(Beginning of Material for this task)

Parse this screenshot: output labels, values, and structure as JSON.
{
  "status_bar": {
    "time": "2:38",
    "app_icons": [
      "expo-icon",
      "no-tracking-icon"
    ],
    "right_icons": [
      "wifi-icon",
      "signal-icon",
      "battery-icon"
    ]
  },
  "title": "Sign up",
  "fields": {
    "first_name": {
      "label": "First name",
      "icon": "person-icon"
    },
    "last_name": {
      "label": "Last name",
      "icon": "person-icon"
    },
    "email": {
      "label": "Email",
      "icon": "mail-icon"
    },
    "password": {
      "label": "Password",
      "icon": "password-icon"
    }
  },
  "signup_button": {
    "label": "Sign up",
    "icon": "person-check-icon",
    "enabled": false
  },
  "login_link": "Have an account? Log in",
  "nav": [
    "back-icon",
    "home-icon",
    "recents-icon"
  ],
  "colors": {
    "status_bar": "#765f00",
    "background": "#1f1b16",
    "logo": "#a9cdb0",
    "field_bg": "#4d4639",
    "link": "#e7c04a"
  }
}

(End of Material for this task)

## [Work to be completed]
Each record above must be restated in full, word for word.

## [Output of the exercise]
Parse this screenshot: output labels, values, and structure as JSON.
{
  "status_bar": {
    "time": "2:38",
    "app_icons": [
      "expo-icon",
      "no-tracking-icon"
    ],
    "right_icons": [
      "wifi-icon",
      "signal-icon",
      "battery-icon"
    ]
  },
  "title": "Sign up",
  "fields": {
    "first_name": {
      "label": "First name",
      "icon": "person-icon"
    },
    "last_name": {
      "label": "Last name",
      "icon": "person-icon"
    },
    "email": {
      "label": "Email",
      "icon": "mail-icon"
    },
    "password": {
      "label": "Password",
      "icon": "password-icon"
    }
  },
  "signup_button": {
    "label": "Sign up",
    "icon": "person-check-icon",
    "enabled": false
  },
  "login_link": "Have an account? Log in",
  "nav": [
    "back-icon",
    "home-icon",
    "recents-icon"
  ],
  "colors": {
    "status_bar": "#765f00",
    "background": "#1f1b16",
    "logo": "#a9cdb0",
    "field_bg": "#4d4639",
    "link": "#e7c04a"
  }
}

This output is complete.